**Exercise brief**:
Copy every line that contains the string "while" from the entries below.

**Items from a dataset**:
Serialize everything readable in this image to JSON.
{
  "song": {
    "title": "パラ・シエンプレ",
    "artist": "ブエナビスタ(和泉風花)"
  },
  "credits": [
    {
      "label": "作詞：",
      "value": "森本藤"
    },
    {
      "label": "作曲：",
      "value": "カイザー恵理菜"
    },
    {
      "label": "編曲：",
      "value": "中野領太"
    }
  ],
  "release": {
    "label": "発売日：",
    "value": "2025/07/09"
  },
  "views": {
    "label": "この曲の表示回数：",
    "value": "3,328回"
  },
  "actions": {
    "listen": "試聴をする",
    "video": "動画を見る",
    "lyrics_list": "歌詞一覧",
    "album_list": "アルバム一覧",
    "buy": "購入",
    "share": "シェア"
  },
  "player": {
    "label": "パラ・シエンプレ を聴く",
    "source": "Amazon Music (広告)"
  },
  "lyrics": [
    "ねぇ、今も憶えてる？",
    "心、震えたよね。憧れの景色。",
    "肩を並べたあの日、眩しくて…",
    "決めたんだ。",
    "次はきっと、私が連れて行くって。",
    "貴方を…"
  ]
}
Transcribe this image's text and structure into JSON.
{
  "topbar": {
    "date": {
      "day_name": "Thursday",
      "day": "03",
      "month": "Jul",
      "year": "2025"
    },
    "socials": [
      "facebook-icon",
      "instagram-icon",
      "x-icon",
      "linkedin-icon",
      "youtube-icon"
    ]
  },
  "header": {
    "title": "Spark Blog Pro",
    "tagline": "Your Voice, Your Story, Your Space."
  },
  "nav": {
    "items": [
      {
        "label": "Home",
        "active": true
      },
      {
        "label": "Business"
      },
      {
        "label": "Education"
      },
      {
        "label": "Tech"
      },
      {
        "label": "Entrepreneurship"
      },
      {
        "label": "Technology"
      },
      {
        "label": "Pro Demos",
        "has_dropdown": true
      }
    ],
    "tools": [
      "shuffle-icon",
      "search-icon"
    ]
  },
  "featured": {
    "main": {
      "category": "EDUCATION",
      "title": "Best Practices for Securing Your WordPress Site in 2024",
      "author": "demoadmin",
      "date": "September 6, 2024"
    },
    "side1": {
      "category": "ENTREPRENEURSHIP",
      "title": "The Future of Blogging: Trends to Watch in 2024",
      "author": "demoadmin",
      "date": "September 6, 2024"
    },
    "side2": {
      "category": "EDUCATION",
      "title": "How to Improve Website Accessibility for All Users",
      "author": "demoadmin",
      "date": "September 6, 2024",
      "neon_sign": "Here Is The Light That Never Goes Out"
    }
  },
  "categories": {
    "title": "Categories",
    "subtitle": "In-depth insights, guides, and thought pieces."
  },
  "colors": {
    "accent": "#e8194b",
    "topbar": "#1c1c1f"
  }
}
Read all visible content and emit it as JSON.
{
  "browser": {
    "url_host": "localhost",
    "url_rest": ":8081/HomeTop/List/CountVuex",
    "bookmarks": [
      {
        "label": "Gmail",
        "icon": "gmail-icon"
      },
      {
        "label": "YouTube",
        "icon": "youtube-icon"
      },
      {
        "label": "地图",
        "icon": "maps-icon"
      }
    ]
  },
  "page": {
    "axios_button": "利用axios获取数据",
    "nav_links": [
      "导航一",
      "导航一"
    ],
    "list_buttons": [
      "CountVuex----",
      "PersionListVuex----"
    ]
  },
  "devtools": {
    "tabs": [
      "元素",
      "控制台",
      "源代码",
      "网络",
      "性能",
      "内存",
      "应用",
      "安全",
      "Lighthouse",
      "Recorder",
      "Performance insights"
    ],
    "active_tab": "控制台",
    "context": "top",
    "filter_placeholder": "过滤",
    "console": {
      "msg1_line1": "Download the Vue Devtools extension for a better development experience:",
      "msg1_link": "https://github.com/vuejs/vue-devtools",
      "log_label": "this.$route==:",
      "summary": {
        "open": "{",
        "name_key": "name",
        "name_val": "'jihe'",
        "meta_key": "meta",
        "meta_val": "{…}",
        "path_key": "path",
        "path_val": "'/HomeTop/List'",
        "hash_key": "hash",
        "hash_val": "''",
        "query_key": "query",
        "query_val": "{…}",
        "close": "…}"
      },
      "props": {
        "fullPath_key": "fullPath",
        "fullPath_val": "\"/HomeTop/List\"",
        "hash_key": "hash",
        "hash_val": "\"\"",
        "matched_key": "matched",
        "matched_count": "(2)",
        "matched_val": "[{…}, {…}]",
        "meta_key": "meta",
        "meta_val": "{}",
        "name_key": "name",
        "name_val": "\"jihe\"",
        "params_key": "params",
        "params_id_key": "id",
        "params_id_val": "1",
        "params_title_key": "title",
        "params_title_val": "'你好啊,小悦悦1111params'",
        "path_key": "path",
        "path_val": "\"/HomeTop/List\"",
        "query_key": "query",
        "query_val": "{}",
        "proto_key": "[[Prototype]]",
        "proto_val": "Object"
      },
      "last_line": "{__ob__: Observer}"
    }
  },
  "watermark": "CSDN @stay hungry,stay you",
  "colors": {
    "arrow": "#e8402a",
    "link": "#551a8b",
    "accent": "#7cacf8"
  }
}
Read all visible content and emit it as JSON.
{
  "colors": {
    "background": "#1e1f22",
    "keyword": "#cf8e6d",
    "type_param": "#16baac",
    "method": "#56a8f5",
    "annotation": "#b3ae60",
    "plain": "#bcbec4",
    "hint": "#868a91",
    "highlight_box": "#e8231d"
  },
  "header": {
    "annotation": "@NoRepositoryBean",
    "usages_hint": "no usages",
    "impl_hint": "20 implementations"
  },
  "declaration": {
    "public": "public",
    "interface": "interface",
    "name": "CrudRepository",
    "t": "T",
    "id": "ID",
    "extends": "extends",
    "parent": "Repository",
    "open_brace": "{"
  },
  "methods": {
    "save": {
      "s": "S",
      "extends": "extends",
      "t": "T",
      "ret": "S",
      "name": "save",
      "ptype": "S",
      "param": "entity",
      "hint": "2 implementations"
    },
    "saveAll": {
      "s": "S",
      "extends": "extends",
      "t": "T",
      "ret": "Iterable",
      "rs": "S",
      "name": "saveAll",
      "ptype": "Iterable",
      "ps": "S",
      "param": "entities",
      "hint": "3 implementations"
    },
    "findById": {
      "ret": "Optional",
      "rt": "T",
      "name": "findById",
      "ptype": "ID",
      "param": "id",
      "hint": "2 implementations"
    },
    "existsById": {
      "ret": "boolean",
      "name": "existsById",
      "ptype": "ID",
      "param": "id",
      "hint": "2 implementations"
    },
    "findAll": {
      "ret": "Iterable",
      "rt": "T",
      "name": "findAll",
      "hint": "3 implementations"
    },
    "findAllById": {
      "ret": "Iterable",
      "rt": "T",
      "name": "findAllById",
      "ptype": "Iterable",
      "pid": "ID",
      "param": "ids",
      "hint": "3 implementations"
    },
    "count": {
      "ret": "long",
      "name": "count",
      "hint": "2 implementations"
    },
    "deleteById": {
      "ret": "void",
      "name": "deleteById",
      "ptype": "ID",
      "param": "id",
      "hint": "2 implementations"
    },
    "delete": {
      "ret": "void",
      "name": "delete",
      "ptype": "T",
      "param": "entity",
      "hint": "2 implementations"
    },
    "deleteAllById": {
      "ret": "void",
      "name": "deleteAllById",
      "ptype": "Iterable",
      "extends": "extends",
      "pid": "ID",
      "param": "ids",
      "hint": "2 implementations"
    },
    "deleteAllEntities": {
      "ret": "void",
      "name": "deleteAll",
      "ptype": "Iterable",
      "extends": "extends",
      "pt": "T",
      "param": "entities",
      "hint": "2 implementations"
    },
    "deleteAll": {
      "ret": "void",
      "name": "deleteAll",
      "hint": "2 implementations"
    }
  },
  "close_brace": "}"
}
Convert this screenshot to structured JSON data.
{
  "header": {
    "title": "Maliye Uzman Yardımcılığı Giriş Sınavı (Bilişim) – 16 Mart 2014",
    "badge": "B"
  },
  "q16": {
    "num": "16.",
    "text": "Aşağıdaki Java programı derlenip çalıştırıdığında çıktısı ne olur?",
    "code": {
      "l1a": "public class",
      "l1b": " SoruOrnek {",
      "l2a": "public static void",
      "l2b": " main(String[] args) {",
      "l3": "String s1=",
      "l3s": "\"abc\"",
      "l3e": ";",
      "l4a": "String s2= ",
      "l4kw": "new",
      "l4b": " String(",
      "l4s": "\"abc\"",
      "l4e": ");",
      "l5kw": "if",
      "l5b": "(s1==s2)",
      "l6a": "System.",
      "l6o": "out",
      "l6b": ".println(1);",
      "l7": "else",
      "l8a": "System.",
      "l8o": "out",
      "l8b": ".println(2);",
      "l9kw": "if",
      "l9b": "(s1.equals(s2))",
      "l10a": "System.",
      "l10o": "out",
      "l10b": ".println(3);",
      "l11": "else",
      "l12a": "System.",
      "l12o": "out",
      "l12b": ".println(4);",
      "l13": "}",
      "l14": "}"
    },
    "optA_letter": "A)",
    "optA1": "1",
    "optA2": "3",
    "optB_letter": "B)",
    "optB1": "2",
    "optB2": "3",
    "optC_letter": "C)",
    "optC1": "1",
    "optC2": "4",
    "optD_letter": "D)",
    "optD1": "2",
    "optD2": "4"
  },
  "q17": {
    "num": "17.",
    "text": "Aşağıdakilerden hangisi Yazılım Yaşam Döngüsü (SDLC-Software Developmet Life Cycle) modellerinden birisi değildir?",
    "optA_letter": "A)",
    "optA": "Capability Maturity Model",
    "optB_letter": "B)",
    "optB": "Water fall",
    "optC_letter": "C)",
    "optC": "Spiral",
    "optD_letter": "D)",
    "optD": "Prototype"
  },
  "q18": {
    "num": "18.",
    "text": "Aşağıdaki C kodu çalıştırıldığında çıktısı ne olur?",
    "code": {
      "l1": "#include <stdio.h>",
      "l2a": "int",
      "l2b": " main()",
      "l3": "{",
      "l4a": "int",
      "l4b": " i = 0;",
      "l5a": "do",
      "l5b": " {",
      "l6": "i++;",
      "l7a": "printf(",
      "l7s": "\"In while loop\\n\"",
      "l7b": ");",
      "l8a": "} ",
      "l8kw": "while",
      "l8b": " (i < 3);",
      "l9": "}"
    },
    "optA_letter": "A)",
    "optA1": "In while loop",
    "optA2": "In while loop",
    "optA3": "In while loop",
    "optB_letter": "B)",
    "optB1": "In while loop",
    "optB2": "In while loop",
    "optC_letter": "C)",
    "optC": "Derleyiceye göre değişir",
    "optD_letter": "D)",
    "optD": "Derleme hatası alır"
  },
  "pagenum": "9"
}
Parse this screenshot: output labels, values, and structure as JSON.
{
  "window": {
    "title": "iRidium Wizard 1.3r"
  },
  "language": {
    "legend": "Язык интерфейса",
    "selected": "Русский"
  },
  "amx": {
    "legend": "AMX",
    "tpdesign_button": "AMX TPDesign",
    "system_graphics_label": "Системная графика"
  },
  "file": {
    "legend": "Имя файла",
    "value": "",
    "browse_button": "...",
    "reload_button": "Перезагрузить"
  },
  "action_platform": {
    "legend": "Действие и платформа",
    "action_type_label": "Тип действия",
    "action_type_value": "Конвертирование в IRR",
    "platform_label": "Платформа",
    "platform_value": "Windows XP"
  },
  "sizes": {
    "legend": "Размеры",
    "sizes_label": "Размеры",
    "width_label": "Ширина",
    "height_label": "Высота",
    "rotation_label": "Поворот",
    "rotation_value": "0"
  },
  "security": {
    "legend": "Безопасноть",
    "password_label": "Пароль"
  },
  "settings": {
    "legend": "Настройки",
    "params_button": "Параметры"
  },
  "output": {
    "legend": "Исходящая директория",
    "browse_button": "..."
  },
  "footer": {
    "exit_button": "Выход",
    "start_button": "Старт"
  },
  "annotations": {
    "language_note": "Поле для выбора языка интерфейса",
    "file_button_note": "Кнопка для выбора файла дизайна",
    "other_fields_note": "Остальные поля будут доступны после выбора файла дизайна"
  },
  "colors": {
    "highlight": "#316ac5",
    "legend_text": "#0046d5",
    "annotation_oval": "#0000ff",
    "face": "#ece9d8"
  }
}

**Answer**:
      "l7s": "\"In while loop\\n\"",
      "l8kw": "while",
    "optA1": "In while loop",
    "optA2": "In while loop",
    "optA3": "In while loop",
    "optB1": "In while loop",
    "optB2": "In while loop",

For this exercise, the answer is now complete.